Arthur v. StateAnnotate this Case
339 S.W.2d 538 (1960)
Ella ARTHUR, Appellant, v. STATE of Texas, Appellee.
Court of Criminal Appeals of Texas.
October 26, 1960.
*539 Reeves & McDonald, by John B. McDonald, Plestine, for appellant.
Leon B. Douglas, State's Atty., Austin, for the State.
The offense is murder; the punishment, 5 years.
Appellant, a negro woman 70 years of age, shot and killed her daughter-in-law, about 40 years of age. The killing occurred at appellant's home, and appellant's testimony raised the issue of self-defense.
Appellant filed motion for suspended sentence and offered a number of witnesses who testified to her good reputation as peaceable and law abiding.
Over appellant's objection, the State was permitted to introduce evidence from several witnesses that the reputation of the deceased for being a peaceable and inoffensive person was good.
There is no evidence suggesting any previous difficulty between appellant and the deceased, and no evidence that the deceased had at any previous time made threats against appellant.
It is never competent for the State in the first instance to prove that the person slain was peaceable and inoffensive. Such evidence becomes admissible in rebuttal when the opposite has been testified to in behalf of the defense, or when the defendant seeks to justify the homicide on the ground of threats made by the deceased.

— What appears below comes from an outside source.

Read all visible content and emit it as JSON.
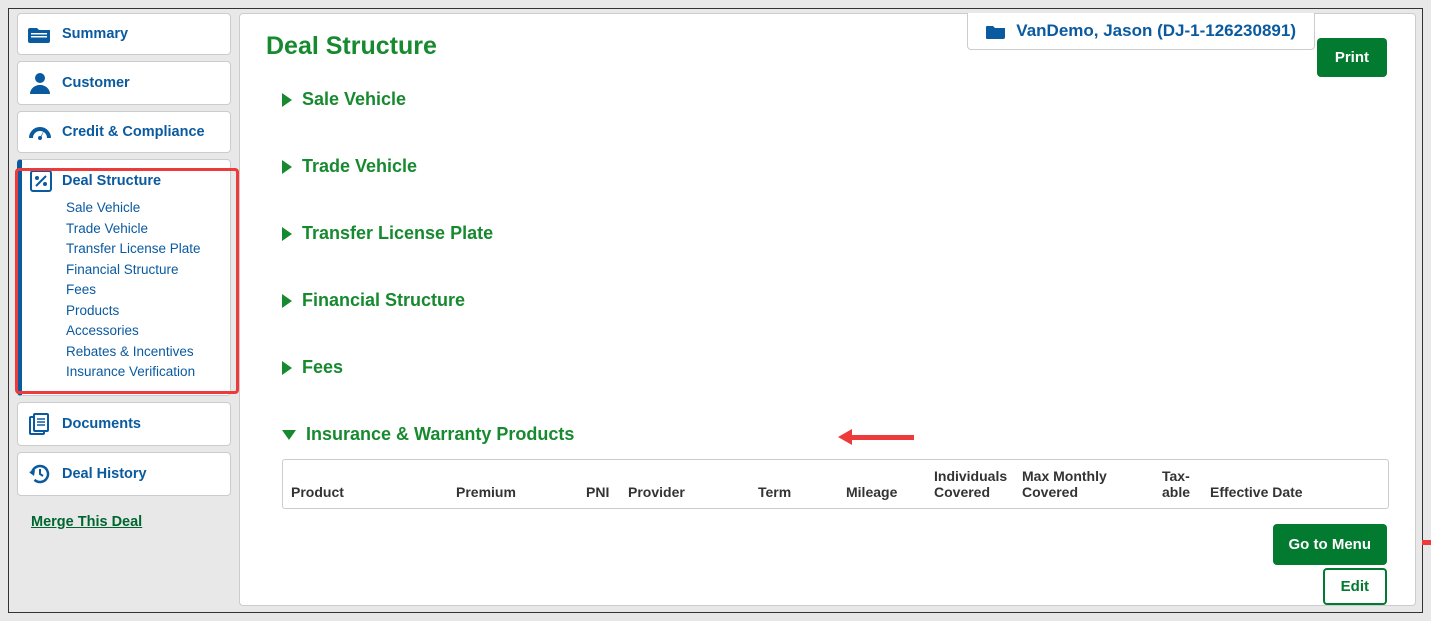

See Art. 1258, Vernon's Ann.P.C. and cases cited under Note 6; Pollard v. State, 119 Tex.Cr.R., 452, 45 S.W.2d 618; Keith v. State, 50 Tex.Cr.R. 63, 94 S.W. 1044; and Johnson v. State, 130 Tex.Cr.R. 596, 95 S.W.2d 968.
The judgment is reversed and the cause remanded.